I know even before writing this that it will be dull to many people. But I also expect those people won’t be clicking on this post. And so, I hope the 5 of you that do read, get something from it.
So this post is all about bedding. Seriously. I have so many thoughts about it, that I can fill a blog post.
Wanting new, but not wanting new
This is how it starts; the flicker of an idea in my mind that I want something new. Stripping my bed earlier in the week to put on clean sheets and deliberating over 3 not particularly appealing options, I started thinking about how I was really ready for new bedding.
I chose one of the older 2 sets to put on the bed. White with black and silver bands sewn across the bottom. It was one of the two sets I bought when we bought our first home, meaning it is over 9 years old, and therefore when I describe it as white, I’d say it’s ‘old white’.
Yes, this one really needs replacing, I thought to myself, as I implemented the newly discovered burrito method for putting a duvet cover on. Except as I unfurled the duvet, I realised there’s nothing wrong with the cover really. A tiny amount of un-stitching. But you’d only know that if you were really looking. All the poppers are intact. No holes. No missing pillow cases. No real reason to replace, except wanting to.
Let’s overthink this through
I’d clearly thought it through. I want one but don’t need one. The situation has had enough thinking. But my brain won’t let it go. Apparently I really want new bedding. I don’t feel like new bedding is high on my priority list, but it must be higher than I’m giving it credit for, because I’m still trying to think up logical reasons why I should buy new bedding, even though I don’t need it.
My existing bedding, the oldest two sets, are 9 years old. I bet most people replace their bedding more often than every 9 years (my other two sets, at a guess, are about 3 and 6 years old), so I’ve already been more prudent and environmentally responsible than most people. That’s my next ‘for’ argument.
But doesn’t beat my original ‘against’ argument. There’s nothing wrong with the existing bedding.
My brain is apparently undeterred.
The next argument is that I invested in so few things in our previous home that it ended up feeling like a house we lived in, rather than a home. I don’t want that to happen in our new home. I want us to create a space where we feel like we belong. And honestly, this reason is so compelling. Maybe compelling enough to win against the argument that I don’t need it.
But my brain isn’t accepting that. I feel like I’m playing chess against myself. Except with bedding. It’s not just bedding; lots of potential purchases get the same treatment. A slow cooker, which I considered for two years before deciding not to buy one. An electric pressure cooker, which I considered for a fairly short 6 months before taking the plunge and purchasing one. But right now, bedding is the purchase under consideration.
So now my brain is reminding me of the things I’ve already bought to make our home feel like our home. New key chains. A door mat. Clothes pegs. A blind cleaner. Bath stickers. A table cloth. You get the idea. And there will be, I’m certain, lots more of homely purchases to come. It’s not as though we’re sat in a shell of a home.

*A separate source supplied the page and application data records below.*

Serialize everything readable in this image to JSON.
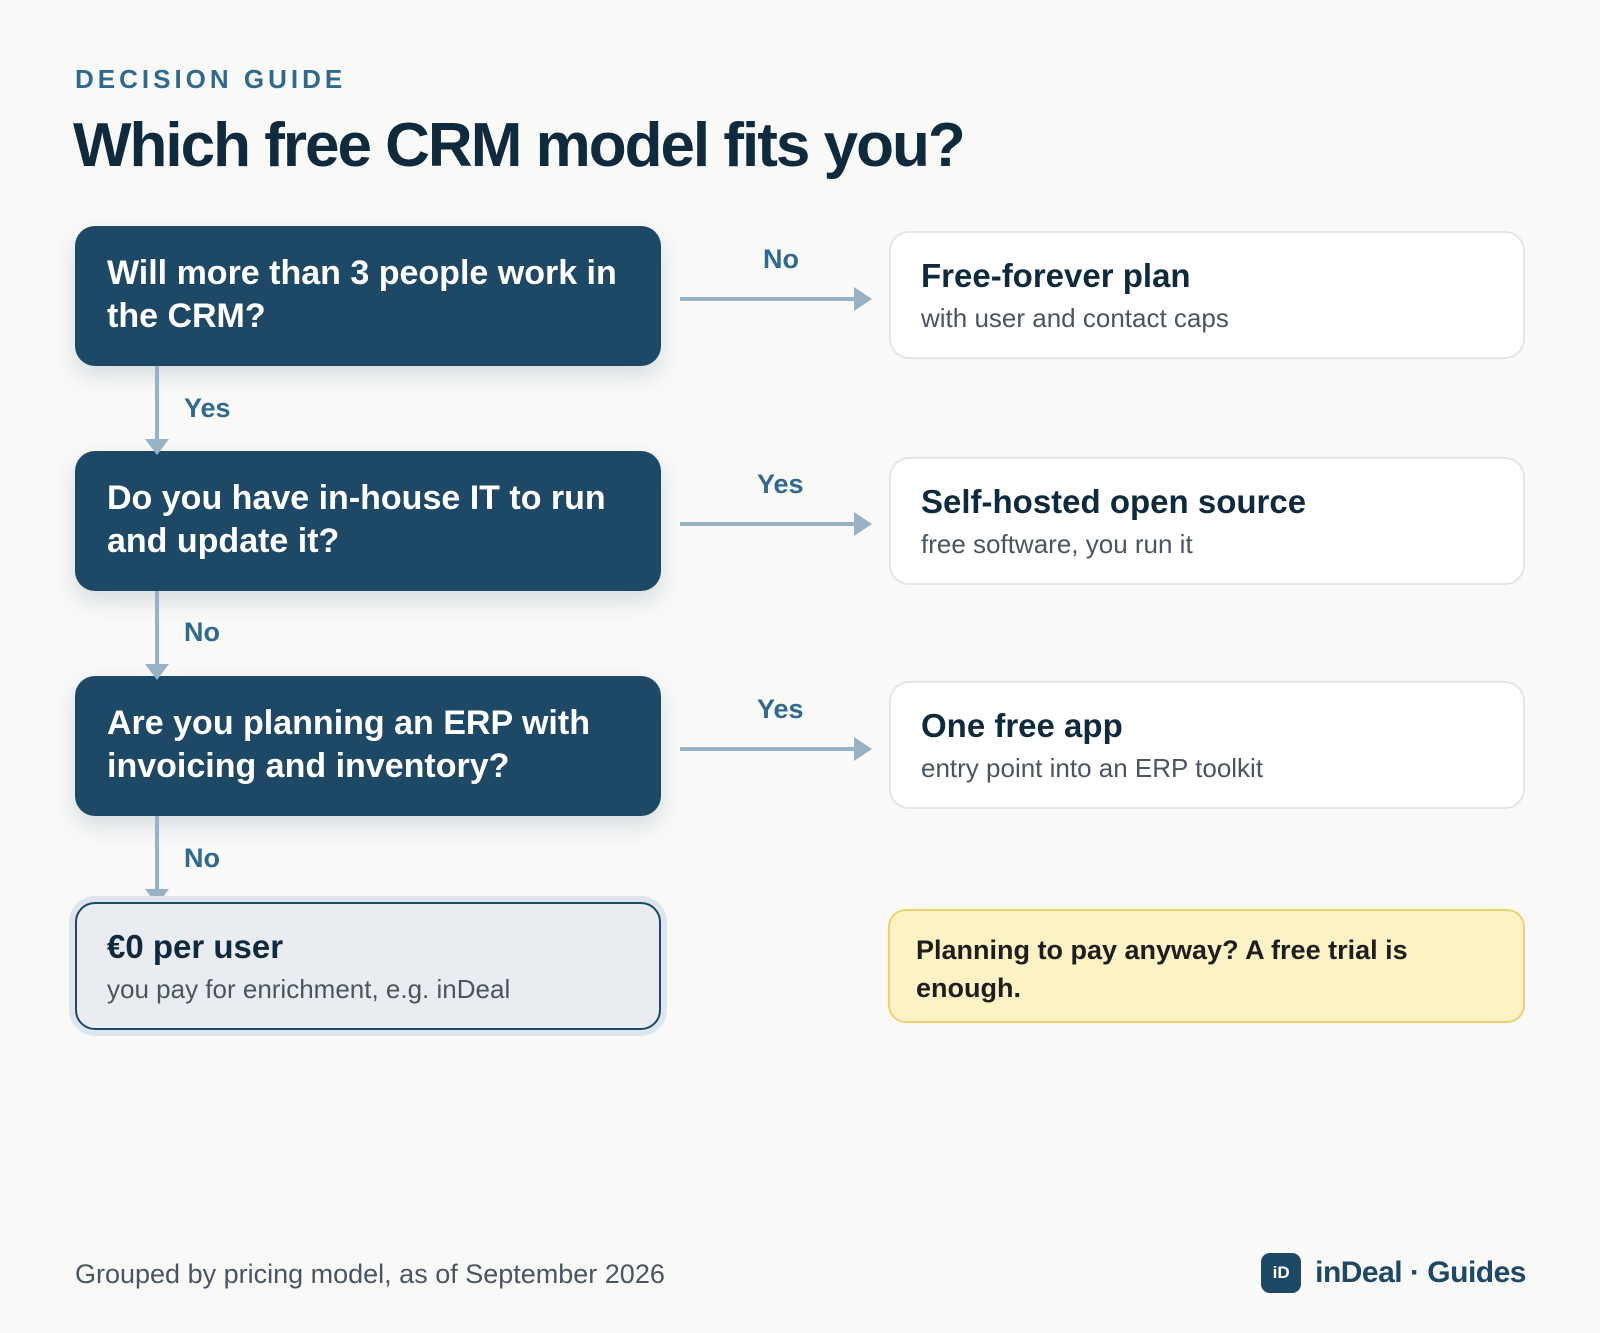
{
  "header": {
    "eyebrow": "DECISION GUIDE",
    "title": "Which free CRM model fits you?"
  },
  "questions": [
    {
      "text": "Will more than 3 people work in the CRM?",
      "side_label": "No",
      "down_label": "Yes"
    },
    {
      "text": "Do you have in-house IT to run and update it?",
      "side_label": "Yes",
      "down_label": "No"
    },
    {
      "text": "Are you planning an ERP with invoicing and inventory?",
      "side_label": "Yes",
      "down_label": "No"
    }
  ],
  "outcomes": [
    {
      "title": "Free-forever plan",
      "subtitle": "with user and contact caps"
    },
    {
      "title": "Self-hosted open source",
      "subtitle": "free software, you run it"
    },
    {
      "title": "One free app",
      "subtitle": "entry point into an ERP toolkit"
    }
  ],
  "final_result": {
    "title": "€0 per user",
    "subtitle": "you pay for enrichment, e.g. inDeal"
  },
  "note": "Planning to pay anyway? A free trial is enough.",
  "footer": {
    "caption": "Grouped by pricing model, as of September 2026",
    "logo_text": "iD",
    "brand": "inDeal · Guides"
  },
  "colors": {
    "background": "#f9f9f8",
    "question_fill": "#1d4866",
    "accent_text": "#2f6a8e",
    "connector": "#97b1c7",
    "note_fill": "#fdf2c4"
  }
}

I don’t think I’m going to buy new bedding. Not for a while at least. And yet, I can’t shake my want for new bedding. So rather than putting the idea to bed (lol at me), I can’t help but keep the idea in my mind that I could have new bedding, the arguments circling like ants trapped in a death cycle.
There are pros to this way of thinking. It really delays purchases. And puts a stop to a lot of purchases. I do have a few things that I regret buying, but honestly not many. This is good for our finances and for this fragile rock that we live on and call home.
Clearly, there are disadvantages. I cause myself unnecessary conflict, dwelling for such a long time rather than moving on once a decision is made. I don’t feel much joy from purchasing things, as they’re accompanied by internal conflict. I do, at least, feel satisfaction when I buy something that genuinely adds to our life.
‘Catching yourself’ to save money
If you’re a natural over thinker, you probably catch yourself before you buy unnecessary things. I think I recognise some of my tendencies in Penny from shepicksuppennies.com, or maybe something she is trying to work on to stop unnecessary purchases. Money is emotional and working through those emotions isn’t always easy. But if you want to buy less, either to save money, or because your house is creaking at the seams, or to do your bit for the planet, if you can ‘catch yourself’ before you spend money, it could be a good way to curb your spending.
Am I alone?
I know I won’t be alone. The phrase ‘analysis paralysis’ exists for a reason. But I’d love to hear how your mind works when it comes to wanting to buy new things. Drop a comment below 🙂